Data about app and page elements
-------

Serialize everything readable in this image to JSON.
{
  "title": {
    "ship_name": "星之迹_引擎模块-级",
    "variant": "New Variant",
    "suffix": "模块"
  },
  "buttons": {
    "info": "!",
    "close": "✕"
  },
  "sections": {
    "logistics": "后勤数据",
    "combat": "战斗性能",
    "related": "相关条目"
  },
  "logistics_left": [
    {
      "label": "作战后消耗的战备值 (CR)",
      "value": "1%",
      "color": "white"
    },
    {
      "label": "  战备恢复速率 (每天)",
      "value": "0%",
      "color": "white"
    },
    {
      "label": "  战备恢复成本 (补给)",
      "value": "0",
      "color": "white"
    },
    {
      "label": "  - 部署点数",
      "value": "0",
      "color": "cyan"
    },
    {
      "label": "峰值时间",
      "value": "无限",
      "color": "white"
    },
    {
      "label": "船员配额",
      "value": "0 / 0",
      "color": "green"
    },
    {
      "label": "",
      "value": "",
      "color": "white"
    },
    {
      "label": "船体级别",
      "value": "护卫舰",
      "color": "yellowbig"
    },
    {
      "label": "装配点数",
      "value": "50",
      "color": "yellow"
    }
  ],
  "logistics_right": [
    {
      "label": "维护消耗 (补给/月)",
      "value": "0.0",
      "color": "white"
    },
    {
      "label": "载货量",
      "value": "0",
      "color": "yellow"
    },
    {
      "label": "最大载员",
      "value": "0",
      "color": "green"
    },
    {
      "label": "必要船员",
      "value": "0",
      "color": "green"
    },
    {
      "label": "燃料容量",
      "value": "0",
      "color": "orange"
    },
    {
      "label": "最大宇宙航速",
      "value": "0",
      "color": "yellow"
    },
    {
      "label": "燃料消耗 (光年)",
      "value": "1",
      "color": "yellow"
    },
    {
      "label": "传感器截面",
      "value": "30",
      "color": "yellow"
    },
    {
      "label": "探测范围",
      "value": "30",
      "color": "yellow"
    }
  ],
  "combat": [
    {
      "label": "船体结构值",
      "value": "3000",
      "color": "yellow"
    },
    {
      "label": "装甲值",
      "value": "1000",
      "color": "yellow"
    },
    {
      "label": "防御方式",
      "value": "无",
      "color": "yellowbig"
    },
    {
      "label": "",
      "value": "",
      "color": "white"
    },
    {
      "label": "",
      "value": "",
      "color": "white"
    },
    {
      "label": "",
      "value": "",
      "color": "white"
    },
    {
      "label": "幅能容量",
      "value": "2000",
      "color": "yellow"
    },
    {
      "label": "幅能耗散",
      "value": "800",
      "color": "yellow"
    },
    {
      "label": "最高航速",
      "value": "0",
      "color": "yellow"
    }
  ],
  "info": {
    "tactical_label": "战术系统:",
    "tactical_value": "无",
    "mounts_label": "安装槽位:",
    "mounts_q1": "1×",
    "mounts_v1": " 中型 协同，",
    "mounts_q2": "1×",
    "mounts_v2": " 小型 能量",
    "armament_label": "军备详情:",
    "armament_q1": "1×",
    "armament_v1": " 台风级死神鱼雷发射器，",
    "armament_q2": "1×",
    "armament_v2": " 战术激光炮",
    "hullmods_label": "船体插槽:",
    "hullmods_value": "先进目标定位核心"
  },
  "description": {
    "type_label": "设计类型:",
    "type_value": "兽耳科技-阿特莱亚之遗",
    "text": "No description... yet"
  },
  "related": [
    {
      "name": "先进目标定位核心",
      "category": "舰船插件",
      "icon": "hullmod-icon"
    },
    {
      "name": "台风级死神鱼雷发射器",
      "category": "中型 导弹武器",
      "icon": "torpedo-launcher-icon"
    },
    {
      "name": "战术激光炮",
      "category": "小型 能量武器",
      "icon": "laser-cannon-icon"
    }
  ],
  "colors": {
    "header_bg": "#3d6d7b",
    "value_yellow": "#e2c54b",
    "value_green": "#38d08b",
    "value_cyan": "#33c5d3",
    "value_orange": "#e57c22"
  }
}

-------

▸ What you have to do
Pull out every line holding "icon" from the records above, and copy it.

▸ Solution to the exercise
      "icon": "hullmod-icon"
      "icon": "torpedo-launcher-icon"
      "icon": "laser-cannon-icon"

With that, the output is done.